── ENTRIES SUPPLIED

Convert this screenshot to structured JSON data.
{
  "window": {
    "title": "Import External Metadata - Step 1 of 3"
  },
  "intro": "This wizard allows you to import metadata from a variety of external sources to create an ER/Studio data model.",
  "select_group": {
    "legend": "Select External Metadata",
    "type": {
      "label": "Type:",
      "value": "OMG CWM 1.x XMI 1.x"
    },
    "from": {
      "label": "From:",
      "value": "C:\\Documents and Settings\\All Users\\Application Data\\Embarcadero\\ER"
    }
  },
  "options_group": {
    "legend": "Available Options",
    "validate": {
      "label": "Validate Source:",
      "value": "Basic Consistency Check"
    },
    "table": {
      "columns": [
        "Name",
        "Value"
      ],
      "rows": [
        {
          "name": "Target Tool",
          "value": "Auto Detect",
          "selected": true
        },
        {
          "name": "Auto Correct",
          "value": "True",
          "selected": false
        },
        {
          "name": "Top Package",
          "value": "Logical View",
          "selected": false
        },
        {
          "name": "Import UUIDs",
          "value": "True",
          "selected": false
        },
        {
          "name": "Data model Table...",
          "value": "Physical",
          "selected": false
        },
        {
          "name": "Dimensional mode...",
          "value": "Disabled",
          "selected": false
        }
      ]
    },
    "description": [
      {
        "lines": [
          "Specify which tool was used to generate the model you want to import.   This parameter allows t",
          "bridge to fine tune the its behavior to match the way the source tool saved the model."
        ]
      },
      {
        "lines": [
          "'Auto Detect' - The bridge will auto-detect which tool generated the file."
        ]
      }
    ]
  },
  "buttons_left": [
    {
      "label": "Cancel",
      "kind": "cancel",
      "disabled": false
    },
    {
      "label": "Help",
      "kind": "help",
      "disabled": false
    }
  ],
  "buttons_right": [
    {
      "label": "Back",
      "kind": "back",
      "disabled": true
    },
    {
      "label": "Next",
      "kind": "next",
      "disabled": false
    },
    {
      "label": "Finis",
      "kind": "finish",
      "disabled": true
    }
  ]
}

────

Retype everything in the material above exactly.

Convert this screenshot to structured JSON data.
{
  "window": {
    "title": "Import External Metadata - Step 1 of 3"
  },
  "intro": "This wizard allows you to import metadata from a variety of external sources to create an ER/Studio data model.",
  "select_group": {
    "legend": "Select External Metadata",
    "type": {
      "label": "Type:",
      "value": "OMG CWM 1.x XMI 1.x"
    },
    "from": {
      "label": "From:",
      "value": "C:\\Documents and Settings\\All Users\\Application Data\\Embarcadero\\ER"
    }
  },
  "options_group": {
    "legend": "Available Options",
    "validate": {
      "label": "Validate Source:",
      "value": "Basic Consistency Check"
    },
    "table": {
      "columns": [
        "Name",
        "Value"
      ],
      "rows": [
        {
          "name": "Target Tool",
          "value": "Auto Detect",
          "selected": true
        },
        {
          "name": "Auto Correct",
          "value": "True",
          "selected": false
        },
        {
          "name": "Top Package",
          "value": "Logical View",
          "selected": false
        },
        {
          "name": "Import UUIDs",
          "value": "True",
          "selected": false
        },
        {
          "name": "Data model Table...",
          "value": "Physical",
          "selected": false
        },
        {
          "name": "Dimensional mode...",
          "value": "Disabled",
          "selected": false
        }
      ]
    },
    "description": [
      {
        "lines": [
          "Specify which tool was used to generate the model you want to import.   This parameter allows t",
          "bridge to fine tune the its behavior to match the way the source tool saved the model."
        ]
      },
      {
        "lines": [
          "'Auto Detect' - The bridge will auto-detect which tool generated the file."
        ]
      }
    ]
  },
  "buttons_left": [
    {
      "label": "Cancel",
      "kind": "cancel",
      "disabled": false
    },
    {
      "label": "Help",
      "kind": "help",
      "disabled": false
    }
  ],
  "buttons_right": [
    {
      "label": "Back",
      "kind": "back",
      "disabled": true
    },
    {
      "label": "Next",
      "kind": "next",
      "disabled": false
    },
    {
      "label": "Finis",
      "kind": "finish",
      "disabled": true
    }
  ]
}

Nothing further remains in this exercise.